For Pera, an accomplished stand-up comedian in his own right, the pace and intensity of delivering nine episodes of television instead of one has begun to shift his process. “I like testing stuff out in front of an audience,” says Pera, regarding a three night stint performing an hour of stand-up to generate ideas. “You can tell right away whether they like it or not… I usually like screening stuff in front of a live audience, too… I can feel, during a screening, what’s working and what’s not. Where to adjust cuts. This was the first project that was way too massive to test screen everything as well as have full stand-up bits for it… Because I couldn’t start stuff on stage, I had to start stuff thinking how it would work on the TV show, and I think that, because of that, later episodes that I didn’t have to test onstage are different from previous work in a way that is kinda neat.”

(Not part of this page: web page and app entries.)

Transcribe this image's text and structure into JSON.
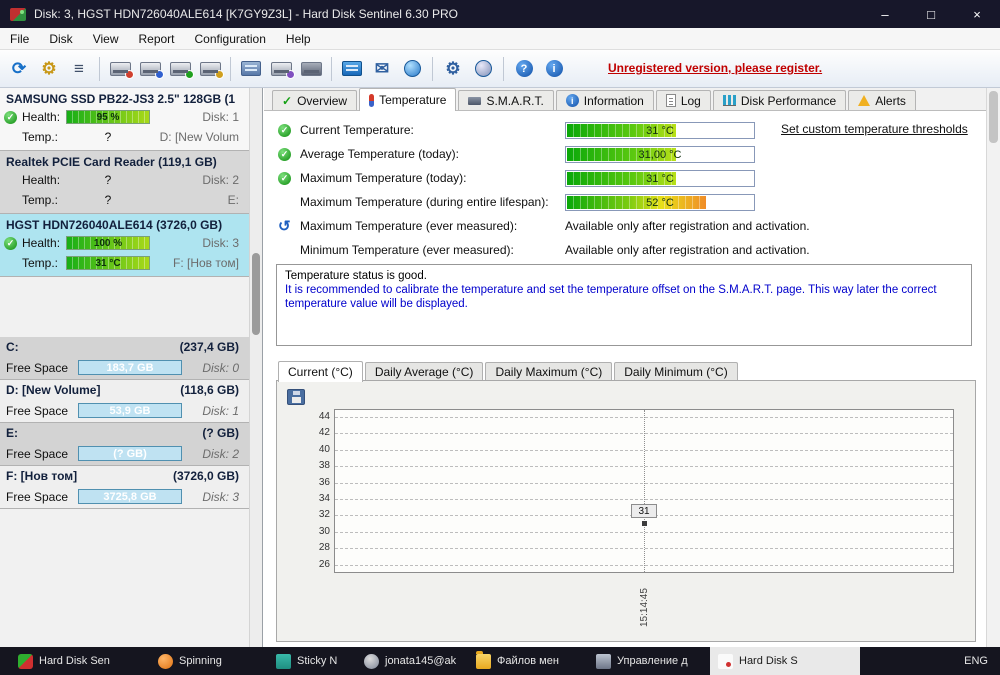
{
  "window": {
    "title": "Disk: 3, HGST HDN726040ALE614 [K7GY9Z3L]  -  Hard Disk Sentinel 6.30 PRO",
    "minimize": "–",
    "maximize": "□",
    "close": "×"
  },
  "icons": {
    "check": "✓",
    "back": "↺",
    "question": "?",
    "info": "i",
    "mail": "✉",
    "gear": "⚙",
    "refresh": "⟳",
    "lines": "≡",
    "down": "↓"
  },
  "menu": {
    "items": [
      "File",
      "Disk",
      "View",
      "Report",
      "Configuration",
      "Help"
    ]
  },
  "toolbar": {
    "register_notice": "Unregistered version, please register."
  },
  "sidebar": {
    "disks": [
      {
        "name": "SAMSUNG SSD PB22-JS3 2.5\" 128GB (1",
        "health_label": "Health:",
        "health": "95 %",
        "disk": "Disk: 1",
        "temp_label": "Temp.:",
        "temp": "?",
        "drive": "D: [New Volum"
      },
      {
        "name": "Realtek PCIE Card Reader (119,1 GB)",
        "health_label": "Health:",
        "health": "?",
        "disk": "Disk: 2",
        "temp_label": "Temp.:",
        "temp": "?",
        "drive": "E:"
      },
      {
        "name": "HGST HDN726040ALE614 (3726,0 GB)",
        "health_label": "Health:",
        "health": "100 %",
        "disk": "Disk: 3",
        "temp_label": "Temp.:",
        "temp": "31 °C",
        "drive": "F: [Нов том]"
      }
    ],
    "partitions": [
      {
        "name": "C:",
        "size": "(237,4 GB)",
        "free_label": "Free Space",
        "free": "183,7 GB",
        "disk": "Disk: 0"
      },
      {
        "name": "D: [New Volume]",
        "size": "(118,6 GB)",
        "free_label": "Free Space",
        "free": "53,9 GB",
        "disk": "Disk: 1"
      },
      {
        "name": "E:",
        "size": "(? GB)",
        "free_label": "Free Space",
        "free": "(? GB)",
        "disk": "Disk: 2"
      },
      {
        "name": "F: [Нов том]",
        "size": "(3726,0 GB)",
        "free_label": "Free Space",
        "free": "3725,8 GB",
        "disk": "Disk: 3"
      }
    ]
  },
  "tabs": {
    "items": [
      "Overview",
      "Temperature",
      "S.M.A.R.T.",
      "Information",
      "Log",
      "Disk Performance",
      "Alerts"
    ],
    "active": "Temperature"
  },
  "temperature_panel": {
    "rows": [
      {
        "label": "Current Temperature:",
        "value": "31 °C"
      },
      {
        "label": "Average Temperature (today):",
        "value": "31,00 °C"
      },
      {
        "label": "Maximum Temperature (today):",
        "value": "31 °C"
      },
      {
        "label": "Maximum Temperature (during entire lifespan):",
        "value": "52 °C"
      },
      {
        "label": "Maximum Temperature (ever measured):",
        "value": "Available only after registration and activation."
      },
      {
        "label": "Minimum Temperature (ever measured):",
        "value": "Available only after registration and activation."
      }
    ],
    "threshold_link": "Set custom temperature thresholds",
    "status_line1": "Temperature status is good.",
    "status_line2": "It is recommended to calibrate the temperature and set the temperature offset on the S.M.A.R.T. page. This way later the correct temperature value will be displayed."
  },
  "chart_data": {
    "type": "line",
    "tabs": [
      "Current (°C)",
      "Daily Average (°C)",
      "Daily Maximum (°C)",
      "Daily Minimum (°C)"
    ],
    "active_tab": "Current (°C)",
    "title": "Current (°C)",
    "xlabel": "",
    "ylabel": "°C",
    "ylim": [
      25,
      45
    ],
    "yticks": [
      44,
      42,
      40,
      38,
      36,
      34,
      32,
      30,
      28,
      26
    ],
    "x": [
      "15:14:45"
    ],
    "series": [
      {
        "name": "Current temperature",
        "values": [
          31
        ]
      }
    ],
    "point_label": "31",
    "grid": true,
    "legend": "none"
  },
  "taskbar": {
    "items": [
      "Hard Disk Sen",
      "Spinning",
      "Sticky N",
      "jonata145@ak",
      "Файлов мен",
      "Управление д",
      "Hard Disk S"
    ],
    "lang": "ENG"
  }
}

The other essential piece of the puzzle is Pera’s counter programming to the counter programming: his (regular) collaborators Jo Firestone (The Tonight Show) and Conner O’Malley (Late Night with Seth Meyers), who write on Talks With You in addition to rounding out the cast. “I think our stuff works because we’re kind of similar,” says Pera of Firestone, “and Conner and I work together because we’re—at least performance-wise—we’re pretty different in the ways that we approach it,” which is pretty on point. Firestone and Pera share a soft-spoken delivery, though Firestone plays significantly more self-aware in comparison with Pera’s frequent naiveté. O’Malley and Pera, on the other hand, are a perfect example of opposites attracting (consider their fantastic web series How to Make It In USA, which should corroborate Pera’s loving assessment of his friend: “kinda… aggressive?”).
O’Malley might be the only one of the three who’s actually from the Midwest, but they all share a sensibility that feels Midwestern—“I get along with them well for that reason,” says Pera. Together they find something that is almost completely missing from the American cultural landscape: an honest celebration of small-town life that gets nowhere near any regressive MAGA politics. And the sheer, unpretentious decency of Joe Pera Talks With You can be captured pretty perfectly by the end of my interview with Pera, who hopped back in as we were wrapping up over the phone.
“I just wanna give a better answer for Conner and Jo,” said Pera. “I just think that they’re really funny and interesting people and I appreciate that they’re willing to work with me, and I think the show’s better because of them. Halfway through the editing process I was—I don’t like watching myself in the editing room but I felt like I had to be there every day—and I was just thinking (maybe I’ll give you the scoop) that if we get another season I would love to have my character on the show drive off a cliff or something and have it just be Jo Firestone’s show, and just have me be able to write for her because she’s a better performer and more interesting than I am.”
Pera took a long pause. A thoughtful pause.
“And Conner can be in it, too.”
Graham Techler is a New York-based writer and comedian. You’d be doing him a real solid by following him on Twitter @grahamtechler or on Instagram @obvious_new_yorker. A real solid.